1211259370 New Zealand PM Jacinda Ardern is praised for her leadership style

This article was first published in the May 2020 China edition of
Accounting and Business magazine.

In recent decades, researchers have been able to observe leaders across the globe as they dealt with economic crises, nuclear disasters, oil spills, massive business failures and other large-scale calamities. Data collected by business schools, universities and employers suggest that the behaviour of leaders has a considerable impact on both employees’ wellbeing and their performance.

Leaders facing trying circumstances often focus heavily on demonstrating their competence. They focus on gathering the best financial and economic data and analysing it in order to create a plan of action. They communicate their aims and then drive employees and their organisations towards their goals.

Studies strongly suggest, however, that employees respond not just to displays of competence but also to demonstrations of benevolence. In fact, research first conducted by scientists led by Susan Fiske at Princeton University in the US suggests that all humans – not just employees – respond universally to warmth, compassion and the sense that others genuinely care.

So, as a leader, do not focus only on the rational parts of the projects and challenges before you. Accept that your people are human beings who may be anxious, sad or scared. In your communications, aim to get away from the business jargon to communicate your concern for them. Be willing to show your human side – maybe even to share to a degree your worries and feelings.

Many leaders believe they must appear strong; in fact, research tells us that employees often respond more positively to leaders they see as vulnerable and authentic.

Effective leaders also deliberately seek out opposing viewpoints. It can be easy to surround yourself, perhaps inadvertently, with advisers who have similar backgrounds, sets of values and attitudes to you. But the key to putting together robust plans is to seek dissent – to look for the holes in your arguments and weak spots in your proposals.

Finally, effective leaders tend to ask others for feedback on their own effectiveness as leaders, so be sure to seek constructive criticism from people around you on how you are perceived. Yes, you may be doing a good job – but in what ways could you alter your style to do even better? Are you coming across as both competent and benevolent?

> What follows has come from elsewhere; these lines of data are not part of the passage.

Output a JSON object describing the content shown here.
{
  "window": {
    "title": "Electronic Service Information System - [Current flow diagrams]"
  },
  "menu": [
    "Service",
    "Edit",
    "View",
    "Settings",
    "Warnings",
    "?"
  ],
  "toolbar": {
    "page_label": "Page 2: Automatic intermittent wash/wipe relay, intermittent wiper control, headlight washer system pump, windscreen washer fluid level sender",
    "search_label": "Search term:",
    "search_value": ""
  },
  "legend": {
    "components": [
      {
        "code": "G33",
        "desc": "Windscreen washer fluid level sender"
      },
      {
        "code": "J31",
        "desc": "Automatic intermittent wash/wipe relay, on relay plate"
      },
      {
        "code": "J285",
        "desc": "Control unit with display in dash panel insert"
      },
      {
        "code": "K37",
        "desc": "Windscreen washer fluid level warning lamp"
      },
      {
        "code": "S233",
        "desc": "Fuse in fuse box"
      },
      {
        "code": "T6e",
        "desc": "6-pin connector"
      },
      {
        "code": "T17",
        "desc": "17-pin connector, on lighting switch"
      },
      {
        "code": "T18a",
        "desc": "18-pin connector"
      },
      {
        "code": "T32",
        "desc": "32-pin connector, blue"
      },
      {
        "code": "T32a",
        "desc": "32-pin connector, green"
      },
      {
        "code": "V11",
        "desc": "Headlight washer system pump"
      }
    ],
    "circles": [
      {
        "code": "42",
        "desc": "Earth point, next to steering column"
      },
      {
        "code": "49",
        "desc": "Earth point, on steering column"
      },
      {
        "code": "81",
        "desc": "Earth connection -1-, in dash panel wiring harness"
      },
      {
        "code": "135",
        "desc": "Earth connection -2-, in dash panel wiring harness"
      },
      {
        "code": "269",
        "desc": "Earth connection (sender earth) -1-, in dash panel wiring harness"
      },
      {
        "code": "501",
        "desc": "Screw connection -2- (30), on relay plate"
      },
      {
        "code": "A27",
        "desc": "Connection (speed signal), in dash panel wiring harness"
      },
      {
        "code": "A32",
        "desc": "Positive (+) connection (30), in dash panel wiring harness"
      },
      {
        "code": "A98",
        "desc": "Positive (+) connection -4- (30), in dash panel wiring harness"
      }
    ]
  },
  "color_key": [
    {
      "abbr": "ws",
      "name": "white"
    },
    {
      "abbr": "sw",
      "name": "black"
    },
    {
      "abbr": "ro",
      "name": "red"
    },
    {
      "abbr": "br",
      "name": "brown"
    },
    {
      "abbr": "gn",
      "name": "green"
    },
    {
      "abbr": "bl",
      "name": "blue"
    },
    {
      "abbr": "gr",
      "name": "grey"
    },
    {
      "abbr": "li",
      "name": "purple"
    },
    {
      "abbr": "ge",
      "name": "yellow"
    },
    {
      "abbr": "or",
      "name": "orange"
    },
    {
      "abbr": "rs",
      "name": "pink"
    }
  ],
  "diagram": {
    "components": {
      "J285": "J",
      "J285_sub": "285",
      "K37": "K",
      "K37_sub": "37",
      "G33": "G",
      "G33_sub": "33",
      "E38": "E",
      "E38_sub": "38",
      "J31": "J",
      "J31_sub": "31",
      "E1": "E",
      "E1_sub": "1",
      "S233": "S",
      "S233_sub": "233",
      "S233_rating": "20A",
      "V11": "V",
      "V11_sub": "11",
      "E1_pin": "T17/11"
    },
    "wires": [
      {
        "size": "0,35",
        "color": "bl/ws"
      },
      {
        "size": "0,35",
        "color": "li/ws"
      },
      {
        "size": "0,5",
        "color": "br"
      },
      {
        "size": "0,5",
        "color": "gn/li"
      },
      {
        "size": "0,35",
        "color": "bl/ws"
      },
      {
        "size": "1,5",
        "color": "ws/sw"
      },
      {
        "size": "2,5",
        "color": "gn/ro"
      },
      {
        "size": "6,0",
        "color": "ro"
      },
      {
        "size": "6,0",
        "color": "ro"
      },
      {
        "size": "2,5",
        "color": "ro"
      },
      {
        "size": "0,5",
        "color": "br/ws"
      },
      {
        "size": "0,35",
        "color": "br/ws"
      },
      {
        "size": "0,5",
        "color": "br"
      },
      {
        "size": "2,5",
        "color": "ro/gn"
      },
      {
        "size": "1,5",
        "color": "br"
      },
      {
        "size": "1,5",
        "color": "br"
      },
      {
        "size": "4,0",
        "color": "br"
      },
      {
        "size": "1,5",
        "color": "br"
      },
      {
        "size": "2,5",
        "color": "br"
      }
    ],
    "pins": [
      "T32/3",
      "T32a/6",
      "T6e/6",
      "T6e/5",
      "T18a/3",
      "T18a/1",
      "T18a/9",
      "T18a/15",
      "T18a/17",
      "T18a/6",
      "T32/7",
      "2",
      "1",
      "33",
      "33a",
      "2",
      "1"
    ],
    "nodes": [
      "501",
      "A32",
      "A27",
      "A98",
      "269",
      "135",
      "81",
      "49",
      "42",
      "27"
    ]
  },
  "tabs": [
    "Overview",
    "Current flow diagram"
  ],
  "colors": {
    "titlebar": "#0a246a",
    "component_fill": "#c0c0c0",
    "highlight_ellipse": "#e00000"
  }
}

One trap that leaders may fall into is to seek feedback only from a limited pool of advisers who may offer mainly positive feedback. If you truly wish to improve your effectiveness in difficult times, ask for comments from those who are prepared to point out your flaws.

Whether you manage others or not, make a conscious effort to look after your own mental health. Psychologists distinguish between unproductive worry and productive worry. For example, simply worrying, speculating on what horrors could befall you would be considered unproductive worry. So would spending hours scrolling through social media reading posts and stories from sources of questionable reputation. Dwelling for too long on things you cannot influence is also considered unproductive.

In contrast, productive worry is more about analysing a situation, identifying problems and solving them. That might entail researching the parts of the situation that you can affect, having constructive conversations with others, writing down actions and then following through on them.

When you have worried productively and done all you can, it’s a good idea to immerse yourself in other activities: do something fun or find a small project to develop your skills and knowledge. Even better, help others: research shows that demonstrating kindness to others is one of the best ways to boost our own psychological wellbeing.

Dr Rob Yeung is an organisational psychologist at leadership consulting firm Talentspace: talentspace.co.uk.